What you will do ▸ Pictures aside, repeat every entry exactly.

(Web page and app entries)
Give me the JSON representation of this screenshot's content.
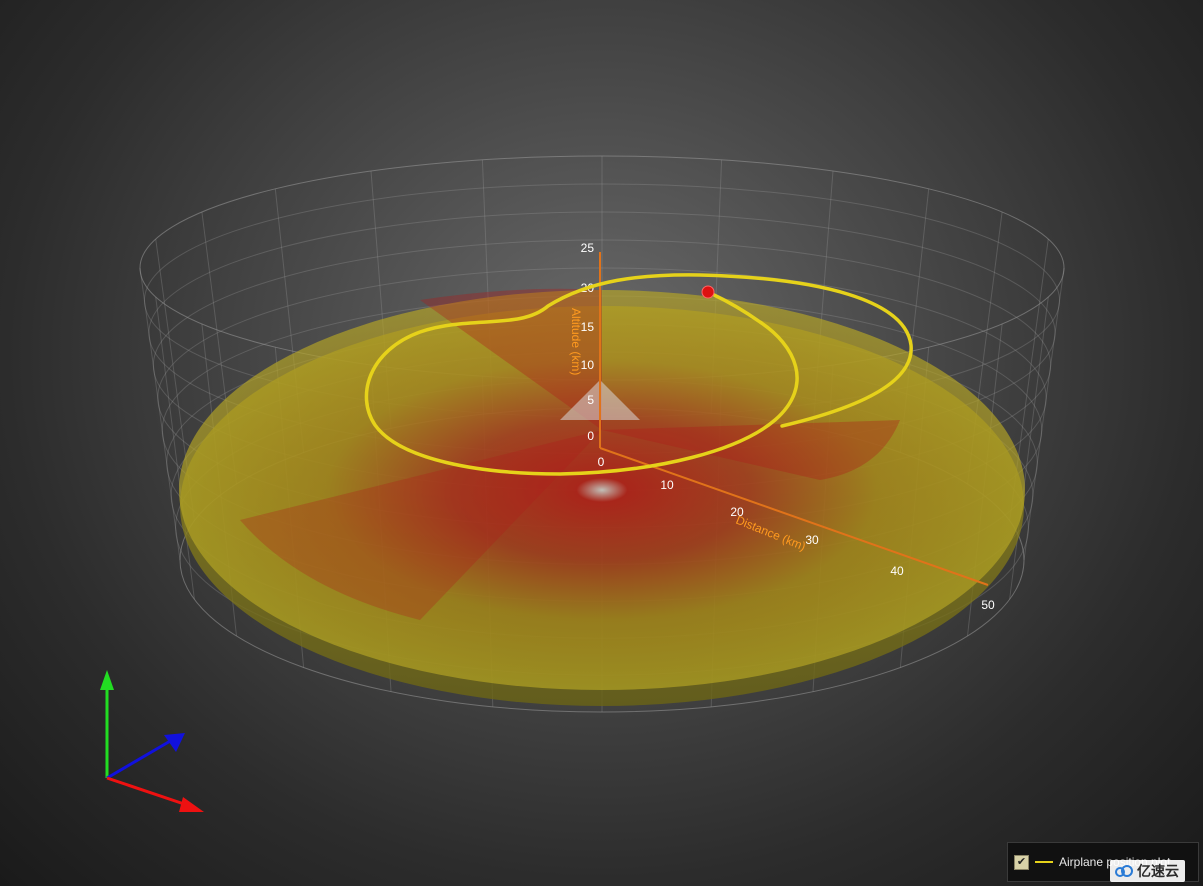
{
  "chart_data": {
    "type": "surface3d",
    "axes": {
      "altitude": {
        "title": "Altitude (km)",
        "ticks": [
          "0",
          "5",
          "10",
          "15",
          "20",
          "25"
        ],
        "range": [
          0,
          25
        ]
      },
      "distance": {
        "title": "Distance (km)",
        "ticks": [
          "0",
          "10",
          "20",
          "30",
          "40",
          "50"
        ],
        "range": [
          0,
          50
        ]
      }
    },
    "surface": {
      "shape": "disc",
      "colors": [
        "#ff1a1a",
        "#ffd21a"
      ],
      "opacity": 0.6
    },
    "series": [
      {
        "name": "Airplane position plot",
        "type": "line",
        "color": "#e6d21a",
        "marker_color": "#dd1111"
      }
    ],
    "legend_position": "bottom-right",
    "orientation_gizmo": {
      "x_color": "#ee1111",
      "y_color": "#22dd22",
      "z_color": "#1111dd"
    },
    "grid": true
  },
  "legend": {
    "items": [
      {
        "label": "Airplane position plot",
        "checked": true,
        "check_glyph": "✔",
        "color": "#e6d21a"
      }
    ]
  },
  "watermark": {
    "text": "亿速云"
  }
}
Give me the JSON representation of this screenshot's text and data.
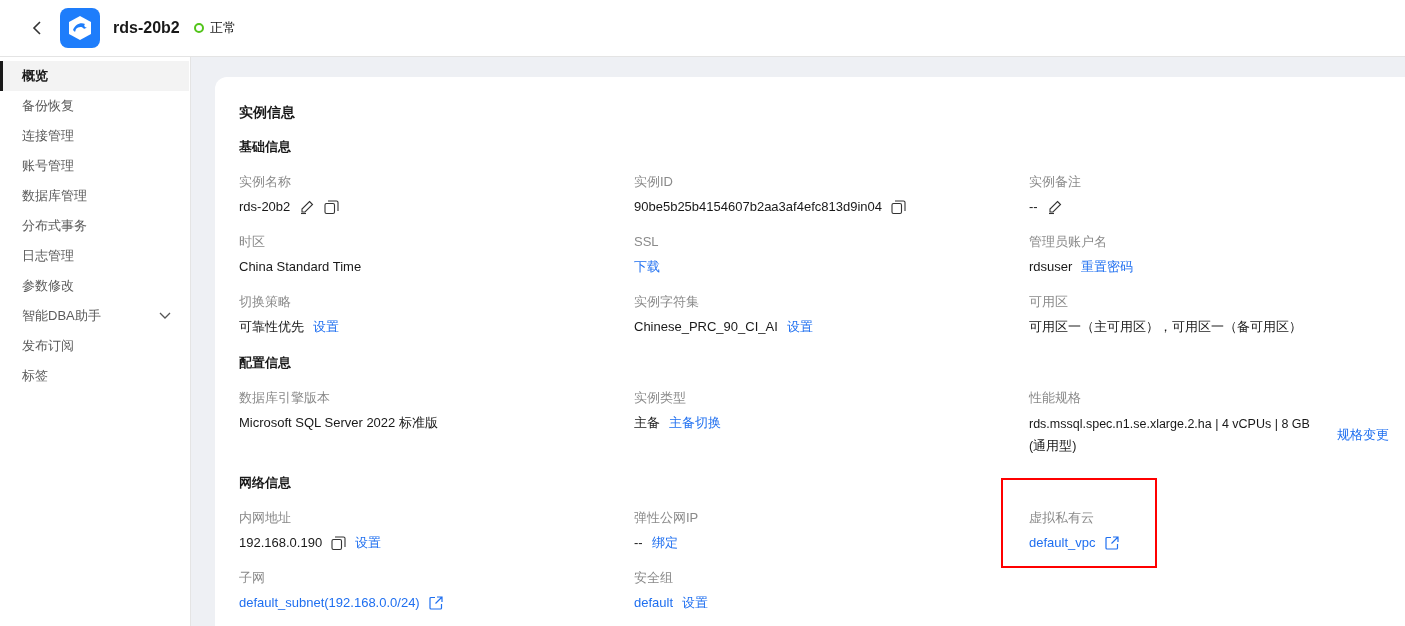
{
  "header": {
    "title": "rds-20b2",
    "status": {
      "label": "正常",
      "color": "#52c41a"
    }
  },
  "sidebar": {
    "items": [
      {
        "label": "概览",
        "selected": true
      },
      {
        "label": "备份恢复",
        "selected": false
      },
      {
        "label": "连接管理",
        "selected": false
      },
      {
        "label": "账号管理",
        "selected": false
      },
      {
        "label": "数据库管理",
        "selected": false
      },
      {
        "label": "分布式事务",
        "selected": false
      },
      {
        "label": "日志管理",
        "selected": false
      },
      {
        "label": "参数修改",
        "selected": false
      },
      {
        "label": "智能DBA助手",
        "selected": false,
        "expanded": false
      },
      {
        "label": "发布订阅",
        "selected": false
      },
      {
        "label": "标签",
        "selected": false
      }
    ]
  },
  "card": {
    "title": "实例信息",
    "sections": [
      {
        "title": "基础信息",
        "fields": [
          {
            "label": "实例名称",
            "parts": [
              {
                "kind": "text",
                "text": "rds-20b2"
              },
              {
                "kind": "edit"
              },
              {
                "kind": "copy"
              }
            ]
          },
          {
            "label": "实例ID",
            "parts": [
              {
                "kind": "text",
                "text": "90be5b25b4154607b2aa3af4efc813d9in04"
              },
              {
                "kind": "copy"
              }
            ]
          },
          {
            "label": "实例备注",
            "parts": [
              {
                "kind": "text",
                "text": "--"
              },
              {
                "kind": "edit"
              }
            ]
          },
          {
            "label": "时区",
            "parts": [
              {
                "kind": "text",
                "text": "China Standard Time"
              }
            ]
          },
          {
            "label": "SSL",
            "parts": [
              {
                "kind": "link",
                "text": "下载"
              }
            ]
          },
          {
            "label": "管理员账户名",
            "parts": [
              {
                "kind": "text",
                "text": "rdsuser"
              },
              {
                "kind": "link",
                "text": "重置密码"
              }
            ]
          },
          {
            "label": "切换策略",
            "parts": [
              {
                "kind": "text",
                "text": "可靠性优先"
              },
              {
                "kind": "link",
                "text": "设置"
              }
            ]
          },
          {
            "label": "实例字符集",
            "parts": [
              {
                "kind": "text",
                "text": "Chinese_PRC_90_CI_AI"
              },
              {
                "kind": "link",
                "text": "设置"
              }
            ]
          },
          {
            "label": "可用区",
            "parts": [
              {
                "kind": "text",
                "text": "可用区一（主可用区），可用区一（备可用区）"
              }
            ]
          }
        ]
      },
      {
        "title": "配置信息",
        "fields": [
          {
            "label": "数据库引擎版本",
            "parts": [
              {
                "kind": "text",
                "text": "Microsoft SQL Server 2022 标准版"
              }
            ]
          },
          {
            "label": "实例类型",
            "parts": [
              {
                "kind": "text",
                "text": "主备"
              },
              {
                "kind": "link",
                "text": "主备切换"
              }
            ]
          },
          {
            "label": "性能规格",
            "parts": [
              {
                "kind": "wrap",
                "text": "rds.mssql.spec.n1.se.xlarge.2.ha | 4 vCPUs | 8 GB (通用型)"
              },
              {
                "kind": "link",
                "text": "规格变更"
              }
            ]
          }
        ]
      },
      {
        "title": "网络信息",
        "fields": [
          {
            "label": "内网地址",
            "parts": [
              {
                "kind": "text",
                "text": "192.168.0.190"
              },
              {
                "kind": "copy"
              },
              {
                "kind": "link",
                "text": "设置"
              }
            ]
          },
          {
            "label": "弹性公网IP",
            "parts": [
              {
                "kind": "text",
                "text": "--"
              },
              {
                "kind": "link",
                "text": "绑定"
              }
            ]
          },
          {
            "label": "虚拟私有云",
            "highlighted": true,
            "parts": [
              {
                "kind": "link",
                "text": "default_vpc"
              },
              {
                "kind": "external"
              }
            ]
          },
          {
            "label": "子网",
            "parts": [
              {
                "kind": "link",
                "text": "default_subnet(192.168.0.0/24)"
              },
              {
                "kind": "external"
              }
            ]
          },
          {
            "label": "安全组",
            "parts": [
              {
                "kind": "link",
                "text": "default"
              },
              {
                "kind": "link",
                "text": "设置"
              }
            ]
          }
        ]
      }
    ]
  }
}
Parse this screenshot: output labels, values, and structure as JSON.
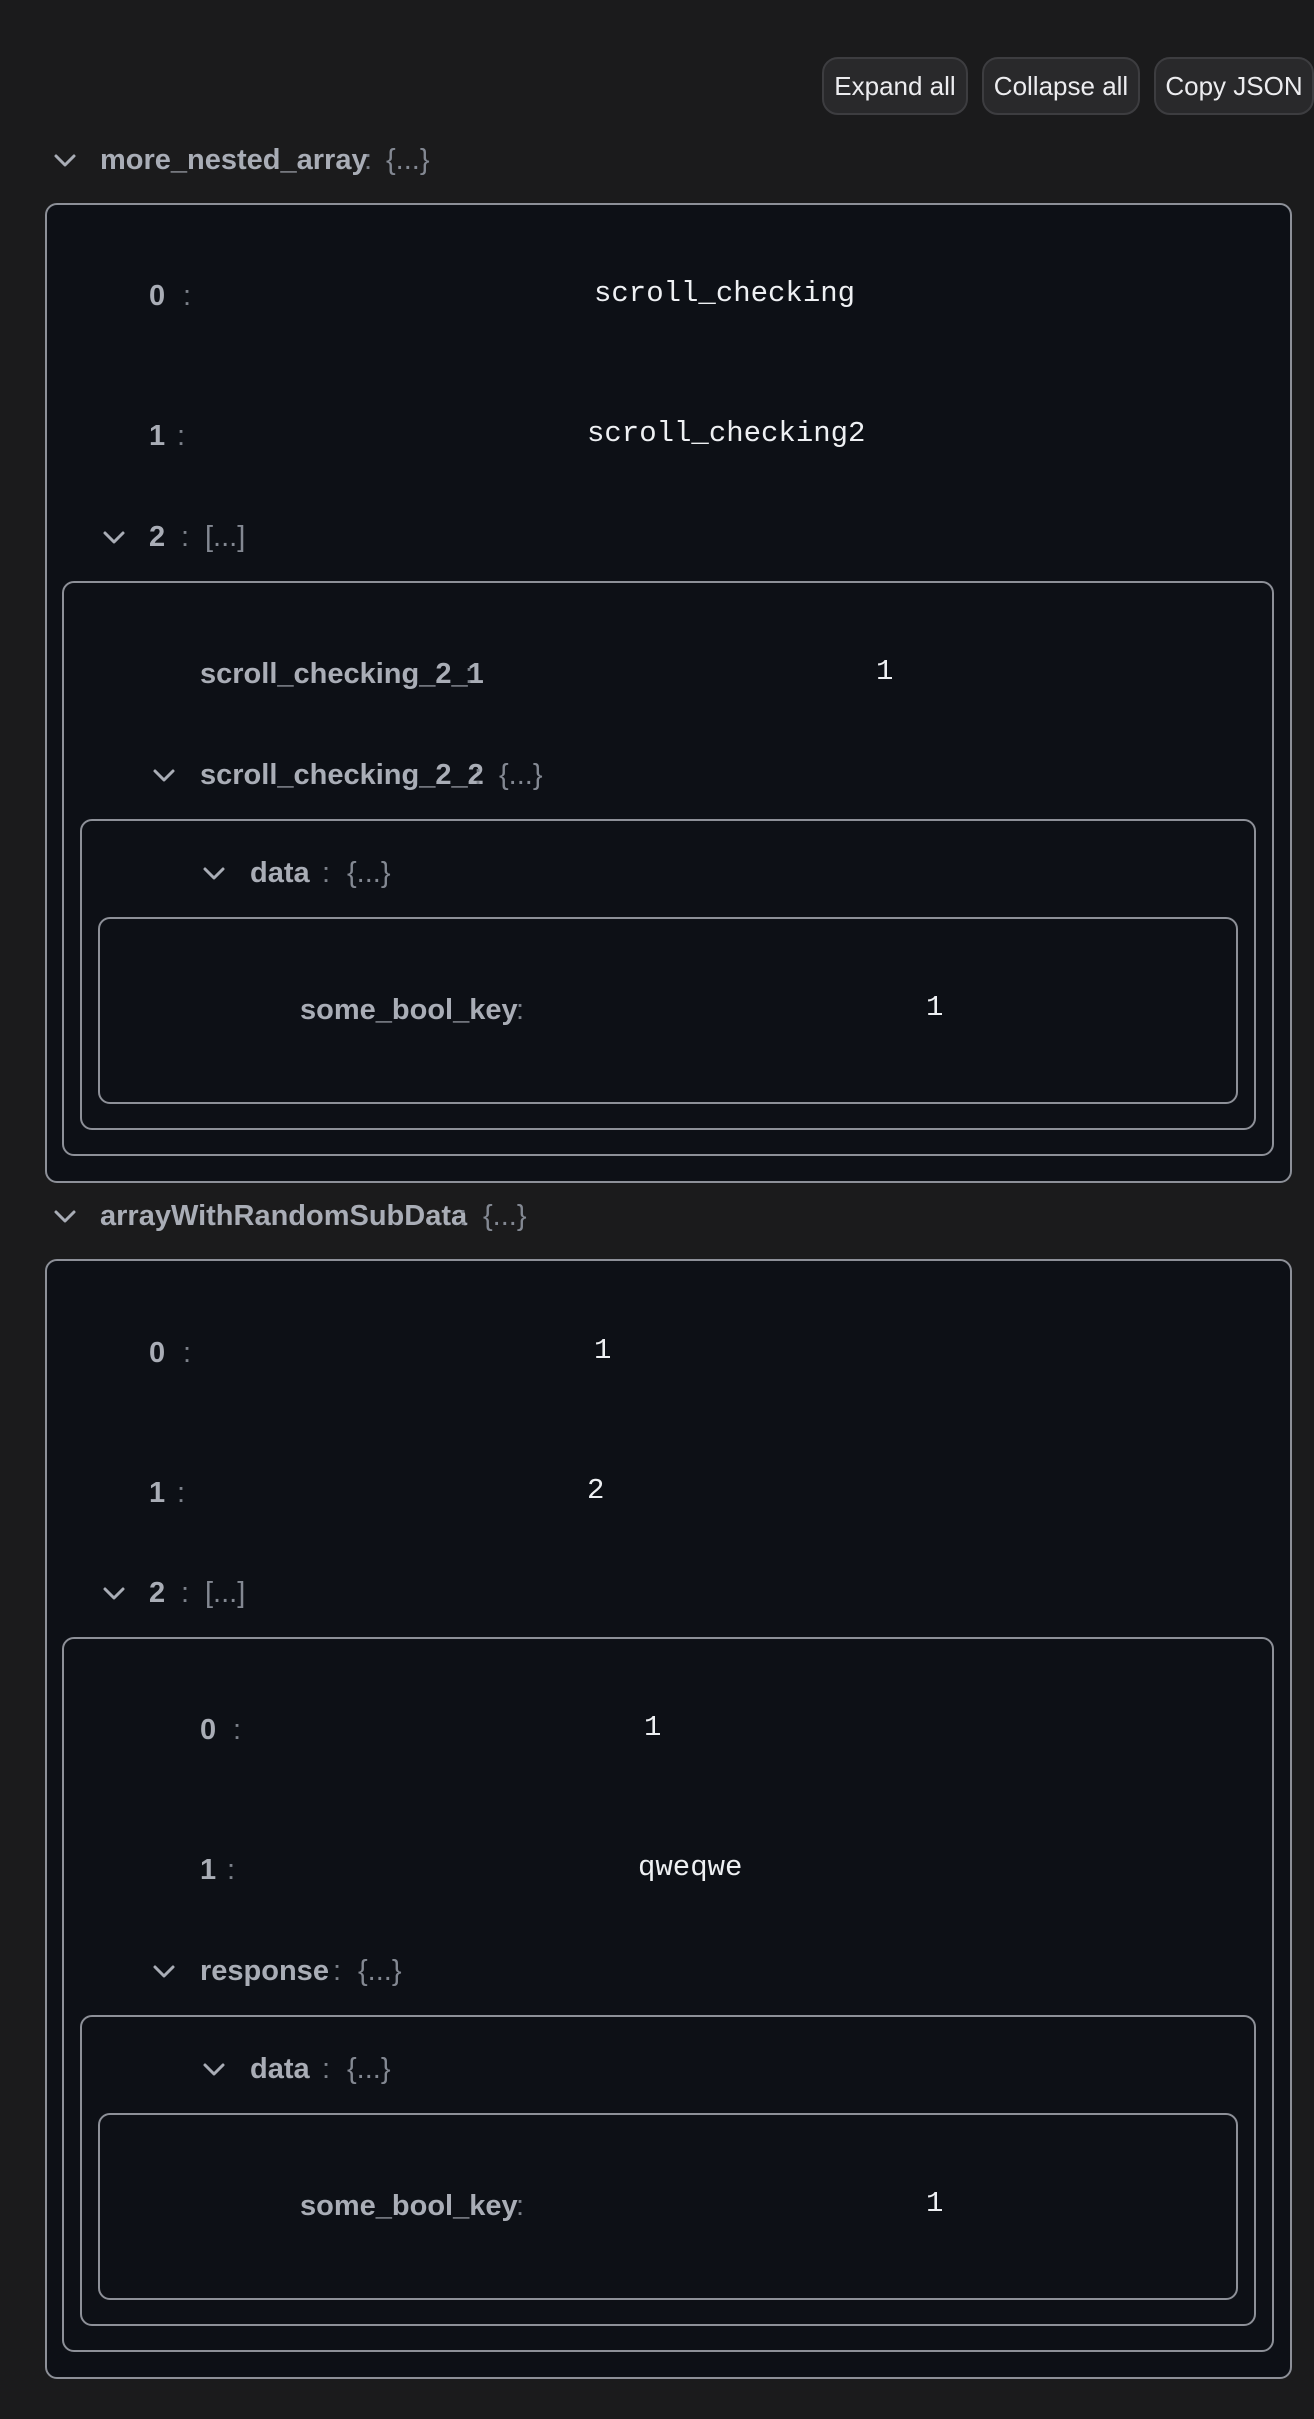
{
  "toolbar": {
    "expand_all": "Expand all",
    "collapse_all": "Collapse all",
    "copy_json": "Copy JSON"
  },
  "icons": {
    "toggle": "chevron-down-icon"
  },
  "tree": {
    "colon": ":",
    "obj_marker": "{...}",
    "arr_marker": "[...]",
    "more_nested_array": {
      "key": "more_nested_array",
      "i0": {
        "key": "0",
        "value": "scroll_checking"
      },
      "i1": {
        "key": "1",
        "value": "scroll_checking2"
      },
      "i2": {
        "key": "2",
        "sc21": {
          "key": "scroll_checking_2_1",
          "value": "1"
        },
        "sc22": {
          "key": "scroll_checking_2_2",
          "data": {
            "key": "data",
            "bool": {
              "key": "some_bool_key",
              "value": "1"
            }
          }
        }
      }
    },
    "arrayWithRandomSubData": {
      "key": "arrayWithRandomSubData",
      "i0": {
        "key": "0",
        "value": "1"
      },
      "i1": {
        "key": "1",
        "value": "2"
      },
      "i2": {
        "key": "2",
        "s0": {
          "key": "0",
          "value": "1"
        },
        "s1": {
          "key": "1",
          "value": "qweqwe"
        },
        "response": {
          "key": "response",
          "data": {
            "key": "data",
            "bool": {
              "key": "some_bool_key",
              "value": "1"
            }
          }
        }
      }
    }
  }
}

Task answer ▸
Give me the JSON representation of this screenshot's content.
{
  "chart_data": {
    "type": "surface3d",
    "axes": {
      "altitude": {
        "title": "Altitude (km)",
        "ticks": [
          "0",
          "5",
          "10",
          "15",
          "20",
          "25"
        ],
        "range": [
          0,
          25
        ]
      },
      "distance": {
        "title": "Distance (km)",
        "ticks": [
          "0",
          "10",
          "20",
          "30",
          "40",
          "50"
        ],
        "range": [
          0,
          50
        ]
      }
    },
    "surface": {
      "shape": "disc",
      "colors": [
        "#ff1a1a",
        "#ffd21a"
      ],
      "opacity": 0.6
    },
    "series": [
      {
        "name": "Airplane position plot",
        "type": "line",
        "color": "#e6d21a",
        "marker_color": "#dd1111"
      }
    ],
    "legend_position": "bottom-right",
    "orientation_gizmo": {
      "x_color": "#ee1111",
      "y_color": "#22dd22",
      "z_color": "#1111dd"
    },
    "grid": true
  },
  "legend": {
    "items": [
      {
        "label": "Airplane position plot",
        "checked": true,
        "check_glyph": "✔",
        "color": "#e6d21a"
      }
    ]
  },
  "watermark": {
    "text": "亿速云"
  }
}
Give me the JSON representation of this screenshot's text and data.
{
  "header": {
    "title": "rds-20b2",
    "status": {
      "label": "正常",
      "color": "#52c41a"
    }
  },
  "sidebar": {
    "items": [
      {
        "label": "概览",
        "selected": true
      },
      {
        "label": "备份恢复",
        "selected": false
      },
      {
        "label": "连接管理",
        "selected": false
      },
      {
        "label": "账号管理",
        "selected": false
      },
      {
        "label": "数据库管理",
        "selected": false
      },
      {
        "label": "分布式事务",
        "selected": false
      },
      {
        "label": "日志管理",
        "selected": false
      },
      {
        "label": "参数修改",
        "selected": false
      },
      {
        "label": "智能DBA助手",
        "selected": false,
        "expanded": false
      },
      {
        "label": "发布订阅",
        "selected": false
      },
      {
        "label": "标签",
        "selected": false
      }
    ]
  },
  "card": {
    "title": "实例信息",
    "sections": [
      {
        "title": "基础信息",
        "fields": [
          {
            "label": "实例名称",
            "parts": [
              {
                "kind": "text",
                "text": "rds-20b2"
              },
              {
                "kind": "edit"
              },
              {
                "kind": "copy"
              }
            ]
          },
          {
            "label": "实例ID",
            "parts": [
              {
                "kind": "text",
                "text": "90be5b25b4154607b2aa3af4efc813d9in04"
              },
              {
                "kind": "copy"
              }
            ]
          },
          {
            "label": "实例备注",
            "parts": [
              {
                "kind": "text",
                "text": "--"
              },
              {
                "kind": "edit"
              }
            ]
          },
          {
            "label": "时区",
            "parts": [
              {
                "kind": "text",
                "text": "China Standard Time"
              }
            ]
          },
          {
            "label": "SSL",
            "parts": [
              {
                "kind": "link",
                "text": "下载"
              }
            ]
          },
          {
            "label": "管理员账户名",
            "parts": [
              {
                "kind": "text",
                "text": "rdsuser"
              },
              {
                "kind": "link",
                "text": "重置密码"
              }
            ]
          },
          {
            "label": "切换策略",
            "parts": [
              {
                "kind": "text",
                "text": "可靠性优先"
              },
              {
                "kind": "link",
                "text": "设置"
              }
            ]
          },
          {
            "label": "实例字符集",
            "parts": [
              {
                "kind": "text",
                "text": "Chinese_PRC_90_CI_AI"
              },
              {
                "kind": "link",
                "text": "设置"
              }
            ]
          },
          {
            "label": "可用区",
            "parts": [
              {
                "kind": "text",
                "text": "可用区一（主可用区），可用区一（备可用区）"
              }
            ]
          }
        ]
      },
      {
        "title": "配置信息",
        "fields": [
          {
            "label": "数据库引擎版本",
            "parts": [
              {
                "kind": "text",
                "text": "Microsoft SQL Server 2022 标准版"
              }
            ]
          },
          {
            "label": "实例类型",
            "parts": [
              {
                "kind": "text",
                "text": "主备"
              },
              {
                "kind": "link",
                "text": "主备切换"
              }
            ]
          },
          {
            "label": "性能规格",
            "parts": [
              {
                "kind": "wrap",
                "text": "rds.mssql.spec.n1.se.xlarge.2.ha | 4 vCPUs | 8 GB (通用型)"
              },
              {
                "kind": "link",
                "text": "规格变更"
              }
            ]
          }
        ]
      },
      {
        "title": "网络信息",
        "fields": [
          {
            "label": "内网地址",
            "parts": [
              {
                "kind": "text",
                "text": "192.168.0.190"
              },
              {
                "kind": "copy"
              },
              {
                "kind": "link",
                "text": "设置"
              }
            ]
          },
          {
            "label": "弹性公网IP",
            "parts": [
              {
                "kind": "text",
                "text": "--"
              },
              {
                "kind": "link",
                "text": "绑定"
              }
            ]
          },
          {
            "label": "虚拟私有云",
            "highlighted": true,
            "parts": [
              {
                "kind": "link",
                "text": "default_vpc"
              },
              {
                "kind": "external"
              }
            ]
          },
          {
            "label": "子网",
            "parts": [
              {
                "kind": "link",
                "text": "default_subnet(192.168.0.0/24)"
              },
              {
                "kind": "external"
              }
            ]
          },
          {
            "label": "安全组",
            "parts": [
              {
                "kind": "link",
                "text": "default"
              },
              {
                "kind": "link",
                "text": "设置"
              }
            ]
          }
        ]
      }
    ]
  }
}
Parse this screenshot: output labels, values, and structure as JSON.
{
  "toolbar": {
    "expand_all": "Expand all",
    "collapse_all": "Collapse all",
    "copy_json": "Copy JSON"
  },
  "icons": {
    "toggle": "chevron-down-icon"
  },
  "tree": {
    "colon": ":",
    "obj_marker": "{...}",
    "arr_marker": "[...]",
    "more_nested_array": {
      "key": "more_nested_array",
      "i0": {
        "key": "0",
        "value": "scroll_checking"
      },
      "i1": {
        "key": "1",
        "value": "scroll_checking2"
      },
      "i2": {
        "key": "2",
        "sc21": {
          "key": "scroll_checking_2_1",
          "value": "1"
        },
        "sc22": {
          "key": "scroll_checking_2_2",
          "data": {
            "key": "data",
            "bool": {
              "key": "some_bool_key",
              "value": "1"
            }
          }
        }
      }
    },
    "arrayWithRandomSubData": {
      "key": "arrayWithRandomSubData",
      "i0": {
        "key": "0",
        "value": "1"
      },
      "i1": {
        "key": "1",
        "value": "2"
      },
      "i2": {
        "key": "2",
        "s0": {
          "key": "0",
          "value": "1"
        },
        "s1": {
          "key": "1",
          "value": "qweqwe"
        },
        "response": {
          "key": "response",
          "data": {
            "key": "data",
            "bool": {
              "key": "some_bool_key",
              "value": "1"
            }
          }
        }
      }
    }
  }
}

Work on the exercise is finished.